I have been thinking about the issue of patient safety and the consequences for nurses because of the recent news of the suicide of a respected local RN, Kimberly Hiatt. She died April 3rd at the age of 50. She had worked as a NICU nurse at Seattle Children’s Hospital for almost the past thirty years. I did not know her personally, but by all accounts she was a devoted and highly capable and compassionate nurse. In fact, Megan Moreno, a pediatrician who did her fellowship at Seattle Children’s Hospital and whose daughter Fiona died in the NICU of congenital health problems describes Kimberly Hiatt in an article published in the Archives of Pediatric and Adolescent Medicine (January 2006). She writes, “Our favorite nurse was assigned to us the next day, and she helped us through the difficult task of extubating Fiona.” At the end of the article she expresses particular gratitude to Kim Hiatt, RN, along with her neonatologist.

Kimberly Hiatt committed suicide because of a cascade of adverse events that happened to her in the aftermath of a medication error that resulted in an infant’s death in the NICU at Children’s. This happened in September, 2010 just months after a highly publicized death of a 15 year old autistic boy after routine dental surgery at Children’s, which resulted from an incorrect dose of a Fentanyl patch (a powerful narcotic) prescribed by the dentist. Children’s Hospital changed its policies on the prescribing of narcotics after this incident, but the dentist was not disciplined. Around the same time, an ER doctor at Children’s incorrectly administered a drug to a critically ill patient by IV instead of by an injection in the muscle, and the patient had to be transferred to another hospital because of the complications. The physician was not disciplined.
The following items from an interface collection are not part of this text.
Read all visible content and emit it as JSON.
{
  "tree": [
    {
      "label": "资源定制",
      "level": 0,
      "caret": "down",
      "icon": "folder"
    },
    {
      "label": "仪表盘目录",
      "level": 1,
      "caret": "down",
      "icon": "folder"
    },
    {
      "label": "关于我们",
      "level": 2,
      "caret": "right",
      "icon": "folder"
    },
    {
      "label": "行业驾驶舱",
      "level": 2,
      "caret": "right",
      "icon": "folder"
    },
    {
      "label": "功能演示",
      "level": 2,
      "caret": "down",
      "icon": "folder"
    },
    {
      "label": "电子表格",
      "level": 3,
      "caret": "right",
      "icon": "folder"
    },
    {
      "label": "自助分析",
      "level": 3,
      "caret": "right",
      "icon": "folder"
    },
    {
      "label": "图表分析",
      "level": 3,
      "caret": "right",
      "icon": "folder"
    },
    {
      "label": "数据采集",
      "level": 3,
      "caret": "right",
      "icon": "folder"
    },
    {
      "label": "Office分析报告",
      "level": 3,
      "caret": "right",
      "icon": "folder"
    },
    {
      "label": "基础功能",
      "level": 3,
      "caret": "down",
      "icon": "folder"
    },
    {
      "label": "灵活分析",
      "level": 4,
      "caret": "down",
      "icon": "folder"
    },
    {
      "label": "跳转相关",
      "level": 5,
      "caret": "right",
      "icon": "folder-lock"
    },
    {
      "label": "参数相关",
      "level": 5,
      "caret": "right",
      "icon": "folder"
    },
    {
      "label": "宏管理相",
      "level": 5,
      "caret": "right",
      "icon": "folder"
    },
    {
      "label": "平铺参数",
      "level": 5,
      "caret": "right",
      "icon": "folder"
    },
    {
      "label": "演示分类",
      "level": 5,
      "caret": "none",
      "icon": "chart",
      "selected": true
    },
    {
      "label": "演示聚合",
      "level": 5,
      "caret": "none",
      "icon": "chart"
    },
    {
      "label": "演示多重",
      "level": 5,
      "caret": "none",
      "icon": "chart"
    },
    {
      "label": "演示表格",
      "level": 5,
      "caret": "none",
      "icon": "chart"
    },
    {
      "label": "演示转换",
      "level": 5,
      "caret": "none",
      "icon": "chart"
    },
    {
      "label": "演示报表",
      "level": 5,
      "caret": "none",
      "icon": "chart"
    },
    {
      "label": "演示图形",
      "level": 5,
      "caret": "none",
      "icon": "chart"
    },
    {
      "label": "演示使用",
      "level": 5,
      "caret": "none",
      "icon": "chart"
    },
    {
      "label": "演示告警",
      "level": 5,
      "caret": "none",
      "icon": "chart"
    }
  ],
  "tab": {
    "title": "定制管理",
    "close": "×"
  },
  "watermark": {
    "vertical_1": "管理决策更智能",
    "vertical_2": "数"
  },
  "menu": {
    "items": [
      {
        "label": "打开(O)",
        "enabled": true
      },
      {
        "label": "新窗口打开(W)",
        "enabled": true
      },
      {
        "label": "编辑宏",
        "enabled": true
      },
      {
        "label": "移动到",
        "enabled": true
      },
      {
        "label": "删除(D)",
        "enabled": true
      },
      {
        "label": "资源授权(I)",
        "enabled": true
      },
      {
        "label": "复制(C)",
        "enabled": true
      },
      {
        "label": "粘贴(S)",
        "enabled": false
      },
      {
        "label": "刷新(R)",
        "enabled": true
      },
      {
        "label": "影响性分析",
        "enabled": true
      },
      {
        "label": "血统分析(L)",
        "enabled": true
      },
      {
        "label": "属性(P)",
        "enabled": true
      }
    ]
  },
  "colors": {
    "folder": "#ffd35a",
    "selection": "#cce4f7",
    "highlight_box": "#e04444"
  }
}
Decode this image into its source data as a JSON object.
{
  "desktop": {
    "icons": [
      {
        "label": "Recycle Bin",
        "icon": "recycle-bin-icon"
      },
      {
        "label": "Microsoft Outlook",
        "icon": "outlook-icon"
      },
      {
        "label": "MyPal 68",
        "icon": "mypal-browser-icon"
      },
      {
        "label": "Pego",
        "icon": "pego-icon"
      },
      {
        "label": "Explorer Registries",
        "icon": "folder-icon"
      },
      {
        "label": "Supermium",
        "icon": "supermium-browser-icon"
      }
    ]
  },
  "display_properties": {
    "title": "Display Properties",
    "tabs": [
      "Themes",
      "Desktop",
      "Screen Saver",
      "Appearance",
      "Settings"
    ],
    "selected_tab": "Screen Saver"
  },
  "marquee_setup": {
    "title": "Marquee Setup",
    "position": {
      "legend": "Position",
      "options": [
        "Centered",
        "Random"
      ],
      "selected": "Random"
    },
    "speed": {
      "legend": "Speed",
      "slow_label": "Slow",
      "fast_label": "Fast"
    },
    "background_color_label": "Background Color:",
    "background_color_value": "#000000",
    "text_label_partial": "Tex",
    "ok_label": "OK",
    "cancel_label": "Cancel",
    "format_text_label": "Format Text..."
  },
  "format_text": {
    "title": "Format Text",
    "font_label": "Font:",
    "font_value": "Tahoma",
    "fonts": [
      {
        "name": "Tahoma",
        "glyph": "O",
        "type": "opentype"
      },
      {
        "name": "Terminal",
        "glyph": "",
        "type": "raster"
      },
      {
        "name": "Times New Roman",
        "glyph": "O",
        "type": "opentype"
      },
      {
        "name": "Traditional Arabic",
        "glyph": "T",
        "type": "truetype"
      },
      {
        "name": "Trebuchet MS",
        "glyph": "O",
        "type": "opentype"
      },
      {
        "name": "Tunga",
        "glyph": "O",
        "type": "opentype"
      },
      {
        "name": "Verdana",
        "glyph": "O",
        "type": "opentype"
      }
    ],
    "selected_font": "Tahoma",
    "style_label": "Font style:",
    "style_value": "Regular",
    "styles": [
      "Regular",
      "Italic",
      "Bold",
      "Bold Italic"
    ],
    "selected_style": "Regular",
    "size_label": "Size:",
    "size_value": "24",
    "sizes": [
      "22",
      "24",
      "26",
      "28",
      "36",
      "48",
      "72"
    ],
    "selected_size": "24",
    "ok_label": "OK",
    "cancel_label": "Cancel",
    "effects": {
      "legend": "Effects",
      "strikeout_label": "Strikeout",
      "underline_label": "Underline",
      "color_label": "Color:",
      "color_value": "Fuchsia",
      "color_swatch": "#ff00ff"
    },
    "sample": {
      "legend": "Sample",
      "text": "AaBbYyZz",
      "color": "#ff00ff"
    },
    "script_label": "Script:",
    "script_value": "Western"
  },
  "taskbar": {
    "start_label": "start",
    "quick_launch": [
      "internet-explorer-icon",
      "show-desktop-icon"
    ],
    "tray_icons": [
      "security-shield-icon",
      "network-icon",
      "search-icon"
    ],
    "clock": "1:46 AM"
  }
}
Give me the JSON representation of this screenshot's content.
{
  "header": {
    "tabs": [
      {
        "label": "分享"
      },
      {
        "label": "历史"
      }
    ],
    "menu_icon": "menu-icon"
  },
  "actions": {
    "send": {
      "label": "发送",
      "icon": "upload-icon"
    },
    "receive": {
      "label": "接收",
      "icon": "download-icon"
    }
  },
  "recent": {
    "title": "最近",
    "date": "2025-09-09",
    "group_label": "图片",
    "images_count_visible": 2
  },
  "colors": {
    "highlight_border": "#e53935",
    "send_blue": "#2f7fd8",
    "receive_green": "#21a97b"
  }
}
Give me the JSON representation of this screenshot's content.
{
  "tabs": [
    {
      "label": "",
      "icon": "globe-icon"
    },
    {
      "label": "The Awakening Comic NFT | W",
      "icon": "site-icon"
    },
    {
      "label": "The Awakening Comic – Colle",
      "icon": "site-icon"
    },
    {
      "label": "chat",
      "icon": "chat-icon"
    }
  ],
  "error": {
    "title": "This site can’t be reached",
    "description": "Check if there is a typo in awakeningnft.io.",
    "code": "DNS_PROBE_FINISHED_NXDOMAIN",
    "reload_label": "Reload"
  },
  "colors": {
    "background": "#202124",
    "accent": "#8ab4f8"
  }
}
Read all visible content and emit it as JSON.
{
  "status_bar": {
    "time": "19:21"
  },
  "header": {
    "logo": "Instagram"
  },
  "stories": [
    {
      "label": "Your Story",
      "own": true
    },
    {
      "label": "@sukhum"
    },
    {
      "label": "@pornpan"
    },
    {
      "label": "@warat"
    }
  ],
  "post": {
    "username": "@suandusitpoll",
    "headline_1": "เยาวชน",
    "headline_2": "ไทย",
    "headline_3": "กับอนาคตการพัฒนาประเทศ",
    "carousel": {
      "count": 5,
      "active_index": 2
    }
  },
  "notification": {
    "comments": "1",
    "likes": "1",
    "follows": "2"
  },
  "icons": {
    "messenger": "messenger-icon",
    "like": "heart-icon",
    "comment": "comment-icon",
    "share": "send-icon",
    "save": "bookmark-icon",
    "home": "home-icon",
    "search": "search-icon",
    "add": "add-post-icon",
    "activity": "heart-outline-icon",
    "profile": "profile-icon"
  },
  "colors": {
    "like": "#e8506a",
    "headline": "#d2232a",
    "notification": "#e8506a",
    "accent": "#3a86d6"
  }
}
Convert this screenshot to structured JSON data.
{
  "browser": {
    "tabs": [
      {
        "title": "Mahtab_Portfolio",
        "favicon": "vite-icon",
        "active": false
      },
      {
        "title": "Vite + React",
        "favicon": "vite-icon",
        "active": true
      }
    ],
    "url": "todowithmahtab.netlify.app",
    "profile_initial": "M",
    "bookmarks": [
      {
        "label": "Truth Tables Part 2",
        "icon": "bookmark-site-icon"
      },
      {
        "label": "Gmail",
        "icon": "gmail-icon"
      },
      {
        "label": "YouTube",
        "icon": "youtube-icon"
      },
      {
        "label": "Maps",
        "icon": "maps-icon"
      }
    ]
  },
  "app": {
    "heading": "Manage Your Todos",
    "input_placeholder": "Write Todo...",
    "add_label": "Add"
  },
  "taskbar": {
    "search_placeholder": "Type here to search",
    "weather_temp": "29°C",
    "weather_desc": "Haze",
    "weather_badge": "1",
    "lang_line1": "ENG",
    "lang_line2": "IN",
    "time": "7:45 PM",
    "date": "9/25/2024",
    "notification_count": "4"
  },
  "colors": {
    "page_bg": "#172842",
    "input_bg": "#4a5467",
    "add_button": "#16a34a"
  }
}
In contrast, Kimberly Hiatt was fired soon after the infant’s death. Also soon after the infant’s death, Children’s Hospital changed its policies to require stricter control and checks on the administration of the specific medication, calcium chloride, which is considered an especially dangerous drug  in medically fragile infants.  Dr. Hanson, the Medical Director of Children’s Hospital said that it was important that all staff feel safe to report mistakes. The Washington State Nursing Commission put restrictions on her nursing license with a four-year probationary period; with these restrictions no one would hire her to work as a nurse. According to a Seattle Times article (4-20-11), many hundreds of former patients and their family members, as well as nursing colleagues attended her funeral. In the Seattle Times Editorial and Opinion pages today, F. Norman Hamilton, a retired anesthesiologist writes, “The fact that the hospital changed its policies after the death implies that they realized that its policies were inadequate. Despite this, the hospital decided to fire the nurse for an arithmetic error. (…) If we fire every person in medicine who makes an error, we will soon have no providers. (…) It is my belief that if the nurse had been dealt with appropriately—with compassion and insight—that she, today, would be a valuable and happy nurse.”

So I am left with many questions. Why was the nurse treated so differently from the   dentist or physician at the same hospital for similarly serious medication errors? If one in three hospital patients in the US experiences serious preventable adverse events and we know that it’s “the system, stupid,” why are most of our efforts put into educating patients to advocate for safer care? If nurses are simultaneously being told by hospital administrators to report errors and then facing serious retribution for making honest unintentional mistakes—and usually due to unsafe staffing levels they have no control over—what do I teach my students to do? If the suicide of a hospital patient is considered a sentinel “never event,” shouldn’t the suicide of a nurse such as Kimberly Hiatt due to systems errors be considered a “never event?”